Venture Capitalist Tim Draper is a bit bitcoin richer these days after he won the lot of 30,000 crypto-coins auctioned off by US Marshals. The seized bitcoins came courtesy of Ross Ulbricht, alleged operator of the Silk Road online marketplace for drugs and guns. The original plan was for the government to auction off the coins in nine blocks but Draper had other plans and as he simply puts it, “paid more than other people.” Those other “people” included 45 bidders and 63 bids. The estimated value of the coins is somewhere between $17 million and $19 million. It seems Draper of the VC firm Draper Fisher Jurvetson has big plans for his newly acquired bitcoins which actually don’t involve a space voyage. Instead, the VC plans to use it for his Bitcoin startup Vaurum that is geared towards providing liquidity to markets with shaky currencies. The government still has 144,000 bitcoins so maybe you’ll have better luck at the next auction.

How smart…

Image courtesy of debspoons/FreeDigitalPhotos.net

Image courtesy of debspoons/FreeDigitalPhotos.net

Activist hedge fund Jana Partners has gone to the dogs. And cats. And fish…The fund is looking to buy the PetSmart and disclosed its 9.9% stake in the company. The chatter had Wall Street howling, sending shares up about 13%. The Phoenix-based company has seen its shares fall 18% in 2014 and reported some poor first quarter earnings. PetSmart has been trying to combat fiercer competition from companies like Amazon Prime and other e-commerce outlets by offering more grooming services and fresh food. The company has over 1,300 stores and is valued at almost $6 billion. And that’s nothing to bark at.

Laboring away…

Image courtesy of cooldesign/FreeDigitalPhotos.net

Image courtesy of cooldesign/FreeDigitalPhotos.net

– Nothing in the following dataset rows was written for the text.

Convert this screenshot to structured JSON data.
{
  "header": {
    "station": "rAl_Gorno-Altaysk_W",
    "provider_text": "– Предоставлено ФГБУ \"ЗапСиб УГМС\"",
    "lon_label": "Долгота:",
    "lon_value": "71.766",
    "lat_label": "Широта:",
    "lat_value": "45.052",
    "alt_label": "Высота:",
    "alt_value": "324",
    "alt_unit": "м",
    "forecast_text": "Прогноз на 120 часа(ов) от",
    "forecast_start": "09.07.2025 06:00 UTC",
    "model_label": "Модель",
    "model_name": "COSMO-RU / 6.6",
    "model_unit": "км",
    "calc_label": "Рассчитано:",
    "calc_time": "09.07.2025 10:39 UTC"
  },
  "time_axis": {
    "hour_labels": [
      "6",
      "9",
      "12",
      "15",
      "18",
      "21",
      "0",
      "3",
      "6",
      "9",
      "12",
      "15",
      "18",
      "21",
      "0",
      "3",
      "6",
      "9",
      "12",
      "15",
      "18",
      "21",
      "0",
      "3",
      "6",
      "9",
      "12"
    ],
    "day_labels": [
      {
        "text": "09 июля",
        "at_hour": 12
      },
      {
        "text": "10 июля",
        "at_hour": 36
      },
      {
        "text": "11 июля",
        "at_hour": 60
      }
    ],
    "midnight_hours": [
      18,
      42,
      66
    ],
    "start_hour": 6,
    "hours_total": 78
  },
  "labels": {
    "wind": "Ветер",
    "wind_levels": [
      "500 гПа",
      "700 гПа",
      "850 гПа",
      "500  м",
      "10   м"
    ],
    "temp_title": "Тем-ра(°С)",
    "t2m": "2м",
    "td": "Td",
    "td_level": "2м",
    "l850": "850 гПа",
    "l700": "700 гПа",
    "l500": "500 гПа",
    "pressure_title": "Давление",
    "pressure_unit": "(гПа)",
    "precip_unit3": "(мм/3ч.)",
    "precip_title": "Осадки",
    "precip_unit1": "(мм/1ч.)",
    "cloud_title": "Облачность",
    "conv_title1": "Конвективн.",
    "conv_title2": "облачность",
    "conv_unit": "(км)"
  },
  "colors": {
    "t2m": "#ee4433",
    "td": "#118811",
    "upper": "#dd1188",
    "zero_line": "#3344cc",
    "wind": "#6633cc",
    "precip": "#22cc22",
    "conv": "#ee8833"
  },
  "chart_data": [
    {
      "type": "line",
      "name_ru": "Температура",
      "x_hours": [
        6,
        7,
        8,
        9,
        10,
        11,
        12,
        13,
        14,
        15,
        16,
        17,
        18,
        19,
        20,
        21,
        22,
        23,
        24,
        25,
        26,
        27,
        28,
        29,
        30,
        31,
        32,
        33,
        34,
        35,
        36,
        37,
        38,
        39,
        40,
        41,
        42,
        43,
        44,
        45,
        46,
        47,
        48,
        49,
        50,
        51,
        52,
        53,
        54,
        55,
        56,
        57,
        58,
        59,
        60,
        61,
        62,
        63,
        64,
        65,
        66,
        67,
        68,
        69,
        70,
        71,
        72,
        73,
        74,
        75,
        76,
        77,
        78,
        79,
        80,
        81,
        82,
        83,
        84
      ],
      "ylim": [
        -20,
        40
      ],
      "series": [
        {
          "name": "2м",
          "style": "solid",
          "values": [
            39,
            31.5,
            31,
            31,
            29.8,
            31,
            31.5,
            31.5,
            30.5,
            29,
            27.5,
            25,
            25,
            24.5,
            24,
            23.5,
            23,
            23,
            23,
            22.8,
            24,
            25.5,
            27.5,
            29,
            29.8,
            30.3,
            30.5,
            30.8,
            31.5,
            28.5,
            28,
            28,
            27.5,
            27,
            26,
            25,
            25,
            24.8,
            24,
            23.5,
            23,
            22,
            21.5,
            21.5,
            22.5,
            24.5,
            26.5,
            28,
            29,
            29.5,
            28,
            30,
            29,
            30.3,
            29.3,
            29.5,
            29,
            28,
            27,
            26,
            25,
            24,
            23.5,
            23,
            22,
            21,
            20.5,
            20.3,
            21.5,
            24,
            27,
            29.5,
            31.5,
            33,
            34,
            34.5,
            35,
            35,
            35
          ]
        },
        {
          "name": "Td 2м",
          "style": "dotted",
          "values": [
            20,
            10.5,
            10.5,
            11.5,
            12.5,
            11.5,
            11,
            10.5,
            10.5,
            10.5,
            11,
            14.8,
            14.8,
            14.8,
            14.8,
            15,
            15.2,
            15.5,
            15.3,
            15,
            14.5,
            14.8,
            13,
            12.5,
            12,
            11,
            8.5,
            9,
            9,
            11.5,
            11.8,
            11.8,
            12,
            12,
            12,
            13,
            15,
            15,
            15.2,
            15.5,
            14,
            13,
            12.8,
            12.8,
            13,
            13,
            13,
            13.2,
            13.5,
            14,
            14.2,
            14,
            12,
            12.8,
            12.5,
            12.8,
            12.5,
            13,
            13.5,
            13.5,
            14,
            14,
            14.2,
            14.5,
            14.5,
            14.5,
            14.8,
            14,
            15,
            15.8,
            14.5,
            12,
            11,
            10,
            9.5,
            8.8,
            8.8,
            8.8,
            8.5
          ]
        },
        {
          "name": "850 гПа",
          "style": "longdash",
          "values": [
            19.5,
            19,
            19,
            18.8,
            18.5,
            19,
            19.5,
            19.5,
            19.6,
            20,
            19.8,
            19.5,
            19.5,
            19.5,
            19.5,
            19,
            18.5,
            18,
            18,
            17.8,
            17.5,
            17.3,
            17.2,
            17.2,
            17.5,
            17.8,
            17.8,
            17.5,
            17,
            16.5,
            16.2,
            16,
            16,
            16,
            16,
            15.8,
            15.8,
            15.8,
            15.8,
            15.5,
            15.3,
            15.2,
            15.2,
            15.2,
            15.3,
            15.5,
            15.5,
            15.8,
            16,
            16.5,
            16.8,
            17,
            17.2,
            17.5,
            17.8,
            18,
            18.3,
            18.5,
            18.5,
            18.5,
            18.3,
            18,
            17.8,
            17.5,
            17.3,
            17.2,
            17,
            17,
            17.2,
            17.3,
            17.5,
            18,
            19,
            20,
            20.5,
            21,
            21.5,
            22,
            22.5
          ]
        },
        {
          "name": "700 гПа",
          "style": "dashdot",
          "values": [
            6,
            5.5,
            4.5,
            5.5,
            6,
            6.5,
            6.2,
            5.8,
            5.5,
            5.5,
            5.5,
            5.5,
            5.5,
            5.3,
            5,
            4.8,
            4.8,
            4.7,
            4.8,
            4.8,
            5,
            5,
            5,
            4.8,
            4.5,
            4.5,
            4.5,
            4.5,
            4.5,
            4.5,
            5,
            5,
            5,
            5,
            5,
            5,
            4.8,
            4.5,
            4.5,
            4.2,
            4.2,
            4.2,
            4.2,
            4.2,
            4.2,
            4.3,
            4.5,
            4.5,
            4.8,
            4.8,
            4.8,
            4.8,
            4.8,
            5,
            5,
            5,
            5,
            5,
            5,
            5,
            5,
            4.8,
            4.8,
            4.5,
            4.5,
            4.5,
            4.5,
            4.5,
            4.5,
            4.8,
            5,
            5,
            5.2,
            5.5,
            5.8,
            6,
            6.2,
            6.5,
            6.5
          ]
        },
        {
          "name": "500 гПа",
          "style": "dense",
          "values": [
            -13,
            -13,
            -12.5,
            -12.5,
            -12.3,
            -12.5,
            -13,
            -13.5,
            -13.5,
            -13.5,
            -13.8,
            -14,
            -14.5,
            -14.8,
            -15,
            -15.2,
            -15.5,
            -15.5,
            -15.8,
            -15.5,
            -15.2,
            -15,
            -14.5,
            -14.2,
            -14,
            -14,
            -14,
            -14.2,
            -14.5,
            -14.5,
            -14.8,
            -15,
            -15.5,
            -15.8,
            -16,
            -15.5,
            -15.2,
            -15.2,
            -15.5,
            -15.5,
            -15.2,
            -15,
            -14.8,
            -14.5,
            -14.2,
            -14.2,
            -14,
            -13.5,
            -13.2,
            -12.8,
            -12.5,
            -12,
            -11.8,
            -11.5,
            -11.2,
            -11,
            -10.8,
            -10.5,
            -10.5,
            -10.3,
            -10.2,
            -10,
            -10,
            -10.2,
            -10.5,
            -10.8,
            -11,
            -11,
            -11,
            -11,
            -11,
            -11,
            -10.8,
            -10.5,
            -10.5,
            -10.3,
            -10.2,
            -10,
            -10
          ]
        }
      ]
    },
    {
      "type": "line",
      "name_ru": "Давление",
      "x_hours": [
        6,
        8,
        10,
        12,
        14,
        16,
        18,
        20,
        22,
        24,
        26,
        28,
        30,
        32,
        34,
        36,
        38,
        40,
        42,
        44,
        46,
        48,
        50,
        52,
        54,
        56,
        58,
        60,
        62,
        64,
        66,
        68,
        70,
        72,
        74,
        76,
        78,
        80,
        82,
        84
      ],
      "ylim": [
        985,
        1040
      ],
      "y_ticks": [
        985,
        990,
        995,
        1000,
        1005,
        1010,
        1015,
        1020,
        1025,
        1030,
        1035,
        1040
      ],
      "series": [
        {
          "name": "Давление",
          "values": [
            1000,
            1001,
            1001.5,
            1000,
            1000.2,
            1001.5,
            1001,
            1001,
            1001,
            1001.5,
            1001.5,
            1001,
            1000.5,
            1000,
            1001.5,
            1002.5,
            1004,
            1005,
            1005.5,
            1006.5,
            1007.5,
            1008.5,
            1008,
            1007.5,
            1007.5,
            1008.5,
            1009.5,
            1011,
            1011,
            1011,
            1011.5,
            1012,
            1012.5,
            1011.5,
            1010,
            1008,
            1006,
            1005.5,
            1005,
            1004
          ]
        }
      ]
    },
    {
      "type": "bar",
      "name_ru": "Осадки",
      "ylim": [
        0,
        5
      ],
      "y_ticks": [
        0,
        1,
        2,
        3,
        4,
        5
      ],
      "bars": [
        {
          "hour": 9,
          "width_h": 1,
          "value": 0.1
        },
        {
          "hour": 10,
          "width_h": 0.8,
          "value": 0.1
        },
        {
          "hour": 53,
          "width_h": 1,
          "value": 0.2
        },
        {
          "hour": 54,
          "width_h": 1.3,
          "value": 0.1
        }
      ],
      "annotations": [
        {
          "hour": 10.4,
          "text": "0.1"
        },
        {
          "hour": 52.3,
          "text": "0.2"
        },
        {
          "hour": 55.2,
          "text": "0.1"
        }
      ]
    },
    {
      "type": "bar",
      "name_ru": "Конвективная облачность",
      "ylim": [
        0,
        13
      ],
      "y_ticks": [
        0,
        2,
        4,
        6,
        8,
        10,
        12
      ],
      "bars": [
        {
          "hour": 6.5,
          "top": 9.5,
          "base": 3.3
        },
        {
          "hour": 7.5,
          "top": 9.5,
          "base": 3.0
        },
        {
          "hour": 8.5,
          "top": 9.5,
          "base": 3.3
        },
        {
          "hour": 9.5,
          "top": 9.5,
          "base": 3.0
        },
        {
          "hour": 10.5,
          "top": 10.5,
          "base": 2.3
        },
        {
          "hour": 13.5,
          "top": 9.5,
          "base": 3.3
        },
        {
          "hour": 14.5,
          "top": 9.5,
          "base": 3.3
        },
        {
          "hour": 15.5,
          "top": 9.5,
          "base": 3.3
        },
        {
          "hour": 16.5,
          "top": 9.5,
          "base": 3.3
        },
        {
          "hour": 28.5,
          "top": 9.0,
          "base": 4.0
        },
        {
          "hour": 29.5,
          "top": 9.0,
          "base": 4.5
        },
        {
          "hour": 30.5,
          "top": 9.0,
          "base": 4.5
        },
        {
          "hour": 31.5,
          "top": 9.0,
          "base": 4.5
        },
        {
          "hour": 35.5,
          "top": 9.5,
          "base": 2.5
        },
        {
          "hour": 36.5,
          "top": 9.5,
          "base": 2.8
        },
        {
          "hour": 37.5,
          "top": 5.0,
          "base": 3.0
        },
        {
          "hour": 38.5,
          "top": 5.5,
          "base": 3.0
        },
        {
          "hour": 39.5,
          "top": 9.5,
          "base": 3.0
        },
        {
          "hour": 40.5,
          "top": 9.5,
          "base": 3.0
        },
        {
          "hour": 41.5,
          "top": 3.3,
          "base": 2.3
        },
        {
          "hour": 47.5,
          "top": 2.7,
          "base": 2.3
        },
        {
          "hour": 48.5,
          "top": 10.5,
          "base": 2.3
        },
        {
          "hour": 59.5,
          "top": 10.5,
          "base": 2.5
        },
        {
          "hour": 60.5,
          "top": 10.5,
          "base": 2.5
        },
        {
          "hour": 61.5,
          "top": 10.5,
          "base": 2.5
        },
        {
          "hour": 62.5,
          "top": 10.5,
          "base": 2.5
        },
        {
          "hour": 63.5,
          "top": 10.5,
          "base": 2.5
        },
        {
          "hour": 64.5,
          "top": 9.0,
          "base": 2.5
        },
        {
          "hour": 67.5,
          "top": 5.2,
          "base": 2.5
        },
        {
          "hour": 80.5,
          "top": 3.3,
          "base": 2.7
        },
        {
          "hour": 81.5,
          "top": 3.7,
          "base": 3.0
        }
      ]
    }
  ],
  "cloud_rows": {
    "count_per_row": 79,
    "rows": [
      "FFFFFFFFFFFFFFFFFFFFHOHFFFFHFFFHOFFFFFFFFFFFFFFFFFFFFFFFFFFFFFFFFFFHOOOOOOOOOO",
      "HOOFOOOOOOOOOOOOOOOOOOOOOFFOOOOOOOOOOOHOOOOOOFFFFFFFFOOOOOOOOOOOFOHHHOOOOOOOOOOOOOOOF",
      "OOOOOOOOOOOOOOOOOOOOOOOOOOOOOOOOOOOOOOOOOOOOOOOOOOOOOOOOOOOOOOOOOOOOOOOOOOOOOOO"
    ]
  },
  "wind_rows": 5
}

The Labor Department is celebrating Independence Day early announcing that not only did the economy add 288,00 jobs, as ADP suggested yesterday, but also that unemployment took a much needed and much appreciated drop from its arrogant little perch of 6.3% to 6.1% The economy has added around 200,000 jobs for the last five months and many say that the Great Recession, that obnoxious unwelcome visitor that overstayed its visit, has officially been over for five years. Unfortunately states like Illinois, New Jersey Florida have yet to receive that memo as those states and 29 others are still trying to regain all their jobs. Nevada is also still trying to recover its economic mojo, signaling that while the recession, that started in 2007, has been over for several years, recovery has been mixed and slow. But on the bright side, North Dakota saw a huge energy boom and with that a 28% increase in jobs.